* **Work instruction**
From the entries that follow, copy each line containing the word "curve".

(Excerpts from an interface dataset)
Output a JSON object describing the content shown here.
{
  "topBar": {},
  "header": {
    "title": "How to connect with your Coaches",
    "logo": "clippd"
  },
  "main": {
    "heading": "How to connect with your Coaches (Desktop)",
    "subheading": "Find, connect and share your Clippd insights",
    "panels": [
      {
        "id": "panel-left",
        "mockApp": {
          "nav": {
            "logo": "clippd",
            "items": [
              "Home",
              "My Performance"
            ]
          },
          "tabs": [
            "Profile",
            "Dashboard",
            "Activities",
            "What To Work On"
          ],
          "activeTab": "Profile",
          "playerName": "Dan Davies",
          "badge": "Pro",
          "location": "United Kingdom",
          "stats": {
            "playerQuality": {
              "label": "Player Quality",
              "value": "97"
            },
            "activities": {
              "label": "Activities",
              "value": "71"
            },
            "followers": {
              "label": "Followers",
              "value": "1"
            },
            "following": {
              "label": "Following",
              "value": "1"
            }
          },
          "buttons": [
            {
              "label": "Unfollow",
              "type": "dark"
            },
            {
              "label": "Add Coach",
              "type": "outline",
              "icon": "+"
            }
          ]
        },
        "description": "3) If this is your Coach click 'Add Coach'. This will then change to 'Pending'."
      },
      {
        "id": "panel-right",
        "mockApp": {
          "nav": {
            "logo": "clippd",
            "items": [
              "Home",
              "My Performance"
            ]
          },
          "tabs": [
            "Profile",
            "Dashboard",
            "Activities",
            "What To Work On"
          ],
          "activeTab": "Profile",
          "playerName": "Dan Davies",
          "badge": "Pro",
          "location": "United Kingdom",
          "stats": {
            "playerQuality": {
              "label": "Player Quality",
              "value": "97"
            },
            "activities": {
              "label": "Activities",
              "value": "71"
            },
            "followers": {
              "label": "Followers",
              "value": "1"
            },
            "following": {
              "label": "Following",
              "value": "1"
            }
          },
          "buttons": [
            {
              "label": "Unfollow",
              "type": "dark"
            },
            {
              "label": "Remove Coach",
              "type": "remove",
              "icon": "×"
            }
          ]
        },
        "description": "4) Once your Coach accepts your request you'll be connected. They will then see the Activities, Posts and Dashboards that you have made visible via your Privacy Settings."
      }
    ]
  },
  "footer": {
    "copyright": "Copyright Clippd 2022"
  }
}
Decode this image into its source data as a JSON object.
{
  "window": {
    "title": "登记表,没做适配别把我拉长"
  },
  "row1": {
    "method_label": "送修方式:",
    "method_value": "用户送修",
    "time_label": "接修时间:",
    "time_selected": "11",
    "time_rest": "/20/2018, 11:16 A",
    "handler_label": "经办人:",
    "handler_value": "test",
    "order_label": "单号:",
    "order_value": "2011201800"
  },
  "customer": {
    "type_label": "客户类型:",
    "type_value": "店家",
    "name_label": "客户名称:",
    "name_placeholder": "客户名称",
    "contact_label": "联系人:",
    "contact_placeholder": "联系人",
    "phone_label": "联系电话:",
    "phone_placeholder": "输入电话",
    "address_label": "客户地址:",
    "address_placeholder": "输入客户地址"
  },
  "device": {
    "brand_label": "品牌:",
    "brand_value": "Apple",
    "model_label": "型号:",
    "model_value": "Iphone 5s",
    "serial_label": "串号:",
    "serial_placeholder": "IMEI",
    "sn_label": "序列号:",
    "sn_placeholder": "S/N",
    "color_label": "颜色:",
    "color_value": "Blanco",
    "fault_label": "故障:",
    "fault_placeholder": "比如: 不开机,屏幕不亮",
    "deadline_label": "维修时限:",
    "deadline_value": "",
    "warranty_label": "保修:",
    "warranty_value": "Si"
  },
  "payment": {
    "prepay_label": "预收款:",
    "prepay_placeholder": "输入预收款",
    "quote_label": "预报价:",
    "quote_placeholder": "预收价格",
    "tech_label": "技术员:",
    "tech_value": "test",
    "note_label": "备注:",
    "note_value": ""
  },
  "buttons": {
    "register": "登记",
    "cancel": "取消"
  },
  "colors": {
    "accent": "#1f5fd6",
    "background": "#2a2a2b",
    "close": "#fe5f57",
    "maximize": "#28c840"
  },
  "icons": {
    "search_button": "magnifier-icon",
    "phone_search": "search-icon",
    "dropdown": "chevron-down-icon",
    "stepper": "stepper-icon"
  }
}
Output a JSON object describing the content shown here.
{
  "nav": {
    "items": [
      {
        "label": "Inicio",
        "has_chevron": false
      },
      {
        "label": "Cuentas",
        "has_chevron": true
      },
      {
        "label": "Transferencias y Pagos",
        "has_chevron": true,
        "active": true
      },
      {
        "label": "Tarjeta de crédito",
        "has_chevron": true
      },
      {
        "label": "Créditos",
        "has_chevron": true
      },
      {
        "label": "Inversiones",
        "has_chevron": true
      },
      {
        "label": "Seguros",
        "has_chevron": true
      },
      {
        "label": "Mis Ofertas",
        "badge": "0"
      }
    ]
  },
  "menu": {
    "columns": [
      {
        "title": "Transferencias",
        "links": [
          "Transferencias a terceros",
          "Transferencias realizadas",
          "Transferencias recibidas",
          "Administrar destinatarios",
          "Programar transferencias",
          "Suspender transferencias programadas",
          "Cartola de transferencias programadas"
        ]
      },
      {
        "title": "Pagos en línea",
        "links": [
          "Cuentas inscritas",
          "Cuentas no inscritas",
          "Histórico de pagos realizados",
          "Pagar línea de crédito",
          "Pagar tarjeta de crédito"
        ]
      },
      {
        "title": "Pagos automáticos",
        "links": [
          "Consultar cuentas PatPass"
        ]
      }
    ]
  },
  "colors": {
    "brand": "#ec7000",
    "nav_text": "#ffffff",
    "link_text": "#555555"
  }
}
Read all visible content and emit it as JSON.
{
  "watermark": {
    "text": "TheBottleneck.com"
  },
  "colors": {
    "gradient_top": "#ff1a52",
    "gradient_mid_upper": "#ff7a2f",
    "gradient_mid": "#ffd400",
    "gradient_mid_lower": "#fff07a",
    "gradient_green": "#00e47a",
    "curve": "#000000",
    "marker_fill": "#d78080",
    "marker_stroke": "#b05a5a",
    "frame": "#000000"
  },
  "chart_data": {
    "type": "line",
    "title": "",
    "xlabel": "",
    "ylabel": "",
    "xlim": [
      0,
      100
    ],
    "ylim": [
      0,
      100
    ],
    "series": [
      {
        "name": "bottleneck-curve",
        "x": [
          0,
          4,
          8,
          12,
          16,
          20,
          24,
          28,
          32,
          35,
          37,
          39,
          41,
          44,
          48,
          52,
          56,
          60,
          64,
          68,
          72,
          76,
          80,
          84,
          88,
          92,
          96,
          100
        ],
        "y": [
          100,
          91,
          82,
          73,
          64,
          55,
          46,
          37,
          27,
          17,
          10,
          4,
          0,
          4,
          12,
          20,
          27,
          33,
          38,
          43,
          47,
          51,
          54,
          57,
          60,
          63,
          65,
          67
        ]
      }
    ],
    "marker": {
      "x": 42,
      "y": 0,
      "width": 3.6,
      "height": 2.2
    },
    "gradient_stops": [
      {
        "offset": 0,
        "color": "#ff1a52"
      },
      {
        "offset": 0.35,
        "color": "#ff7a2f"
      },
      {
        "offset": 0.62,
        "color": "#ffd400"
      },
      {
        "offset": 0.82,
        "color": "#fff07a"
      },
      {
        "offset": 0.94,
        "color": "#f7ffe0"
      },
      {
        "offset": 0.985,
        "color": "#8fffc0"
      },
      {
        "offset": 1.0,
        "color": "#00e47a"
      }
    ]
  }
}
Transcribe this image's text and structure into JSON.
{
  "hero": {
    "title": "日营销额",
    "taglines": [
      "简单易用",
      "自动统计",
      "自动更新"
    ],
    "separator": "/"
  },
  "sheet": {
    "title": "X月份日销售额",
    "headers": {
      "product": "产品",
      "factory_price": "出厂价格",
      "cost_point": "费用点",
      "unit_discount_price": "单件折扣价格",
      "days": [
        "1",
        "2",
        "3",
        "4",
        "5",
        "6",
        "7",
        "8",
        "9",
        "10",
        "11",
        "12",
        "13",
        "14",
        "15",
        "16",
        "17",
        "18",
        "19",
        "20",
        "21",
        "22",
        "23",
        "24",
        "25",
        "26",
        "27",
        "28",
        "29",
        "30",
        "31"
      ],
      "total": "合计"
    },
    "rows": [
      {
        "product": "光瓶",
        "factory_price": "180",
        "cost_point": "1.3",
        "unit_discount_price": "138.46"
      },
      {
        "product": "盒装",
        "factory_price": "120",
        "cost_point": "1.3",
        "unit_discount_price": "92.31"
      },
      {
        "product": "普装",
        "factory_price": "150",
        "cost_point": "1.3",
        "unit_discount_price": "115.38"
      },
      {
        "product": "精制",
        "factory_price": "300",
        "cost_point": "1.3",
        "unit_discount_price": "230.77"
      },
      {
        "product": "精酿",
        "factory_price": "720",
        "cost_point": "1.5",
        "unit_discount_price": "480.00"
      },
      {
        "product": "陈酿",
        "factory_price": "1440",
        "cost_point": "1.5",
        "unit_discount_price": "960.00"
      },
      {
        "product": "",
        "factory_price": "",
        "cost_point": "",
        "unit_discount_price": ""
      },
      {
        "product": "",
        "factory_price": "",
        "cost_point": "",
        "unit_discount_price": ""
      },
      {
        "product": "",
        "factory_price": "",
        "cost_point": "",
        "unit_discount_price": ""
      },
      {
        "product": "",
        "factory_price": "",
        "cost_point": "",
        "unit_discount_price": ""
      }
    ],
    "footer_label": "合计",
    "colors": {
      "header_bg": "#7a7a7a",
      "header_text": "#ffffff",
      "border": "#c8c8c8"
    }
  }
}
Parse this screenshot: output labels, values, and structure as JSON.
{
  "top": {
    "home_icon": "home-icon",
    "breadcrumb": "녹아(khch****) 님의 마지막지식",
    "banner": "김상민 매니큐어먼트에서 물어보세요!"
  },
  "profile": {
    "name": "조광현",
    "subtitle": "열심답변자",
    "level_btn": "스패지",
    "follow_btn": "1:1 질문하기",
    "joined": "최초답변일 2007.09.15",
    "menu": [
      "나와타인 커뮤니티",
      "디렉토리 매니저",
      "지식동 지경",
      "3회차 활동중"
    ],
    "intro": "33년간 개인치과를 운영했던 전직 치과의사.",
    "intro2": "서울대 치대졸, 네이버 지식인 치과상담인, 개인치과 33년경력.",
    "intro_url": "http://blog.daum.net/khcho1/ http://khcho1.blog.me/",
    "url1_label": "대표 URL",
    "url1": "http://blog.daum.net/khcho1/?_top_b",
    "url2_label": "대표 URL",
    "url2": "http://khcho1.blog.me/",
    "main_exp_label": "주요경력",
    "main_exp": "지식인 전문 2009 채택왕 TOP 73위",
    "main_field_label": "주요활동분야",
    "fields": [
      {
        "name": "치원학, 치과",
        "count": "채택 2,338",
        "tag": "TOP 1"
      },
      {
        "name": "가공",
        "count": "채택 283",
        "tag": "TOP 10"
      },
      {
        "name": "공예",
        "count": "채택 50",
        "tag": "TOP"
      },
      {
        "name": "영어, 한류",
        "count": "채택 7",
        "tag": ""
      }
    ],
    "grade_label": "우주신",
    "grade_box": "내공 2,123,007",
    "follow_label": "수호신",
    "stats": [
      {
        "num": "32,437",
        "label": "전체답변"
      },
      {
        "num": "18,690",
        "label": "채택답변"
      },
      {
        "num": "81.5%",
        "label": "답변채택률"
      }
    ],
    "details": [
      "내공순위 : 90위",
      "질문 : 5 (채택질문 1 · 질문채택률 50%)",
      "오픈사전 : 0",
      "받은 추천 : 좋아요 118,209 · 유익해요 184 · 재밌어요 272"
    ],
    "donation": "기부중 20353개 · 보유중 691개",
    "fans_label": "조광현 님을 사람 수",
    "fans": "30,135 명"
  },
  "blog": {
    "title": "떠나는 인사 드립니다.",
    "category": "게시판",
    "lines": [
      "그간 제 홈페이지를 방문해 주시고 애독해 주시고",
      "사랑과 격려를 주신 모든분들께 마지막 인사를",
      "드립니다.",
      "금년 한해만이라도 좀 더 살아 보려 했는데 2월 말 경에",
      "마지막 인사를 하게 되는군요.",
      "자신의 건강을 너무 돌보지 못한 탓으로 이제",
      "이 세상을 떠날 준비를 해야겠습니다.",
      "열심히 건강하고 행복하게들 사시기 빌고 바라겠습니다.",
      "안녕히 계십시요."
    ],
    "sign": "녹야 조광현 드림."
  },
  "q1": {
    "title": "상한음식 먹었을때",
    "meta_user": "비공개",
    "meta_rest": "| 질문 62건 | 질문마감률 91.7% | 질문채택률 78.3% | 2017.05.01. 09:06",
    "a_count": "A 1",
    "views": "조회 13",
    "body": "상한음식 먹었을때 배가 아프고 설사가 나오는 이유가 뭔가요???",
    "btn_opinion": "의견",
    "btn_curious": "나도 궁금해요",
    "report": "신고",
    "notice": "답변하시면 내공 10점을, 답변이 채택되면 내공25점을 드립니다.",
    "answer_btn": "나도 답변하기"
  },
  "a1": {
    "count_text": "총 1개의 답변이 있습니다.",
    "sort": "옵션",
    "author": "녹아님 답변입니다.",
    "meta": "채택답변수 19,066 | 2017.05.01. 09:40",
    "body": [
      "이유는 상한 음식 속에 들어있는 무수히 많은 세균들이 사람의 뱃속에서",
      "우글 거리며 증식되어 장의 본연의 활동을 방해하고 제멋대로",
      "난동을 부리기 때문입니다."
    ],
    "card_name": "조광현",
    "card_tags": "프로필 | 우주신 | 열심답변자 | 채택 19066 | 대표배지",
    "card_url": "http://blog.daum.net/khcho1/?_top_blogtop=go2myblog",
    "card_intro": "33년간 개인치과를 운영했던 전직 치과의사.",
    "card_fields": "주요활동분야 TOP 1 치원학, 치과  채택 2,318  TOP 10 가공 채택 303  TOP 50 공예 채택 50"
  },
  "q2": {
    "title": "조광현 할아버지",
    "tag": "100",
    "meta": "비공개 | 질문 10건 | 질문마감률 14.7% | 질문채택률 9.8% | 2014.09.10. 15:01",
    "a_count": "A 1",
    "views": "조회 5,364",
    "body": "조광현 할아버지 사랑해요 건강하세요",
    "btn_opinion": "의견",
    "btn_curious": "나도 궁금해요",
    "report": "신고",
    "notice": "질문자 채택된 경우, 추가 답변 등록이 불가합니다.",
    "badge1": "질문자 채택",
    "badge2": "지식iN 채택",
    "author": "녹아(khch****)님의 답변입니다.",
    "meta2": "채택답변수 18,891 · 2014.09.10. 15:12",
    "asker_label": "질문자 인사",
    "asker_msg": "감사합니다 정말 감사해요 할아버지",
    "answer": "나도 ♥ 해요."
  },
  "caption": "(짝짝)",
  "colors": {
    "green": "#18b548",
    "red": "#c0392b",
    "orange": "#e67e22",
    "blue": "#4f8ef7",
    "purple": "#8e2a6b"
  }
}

* **Output for this exercise**
    "curve": "#000000",
        "name": "bottleneck-curve",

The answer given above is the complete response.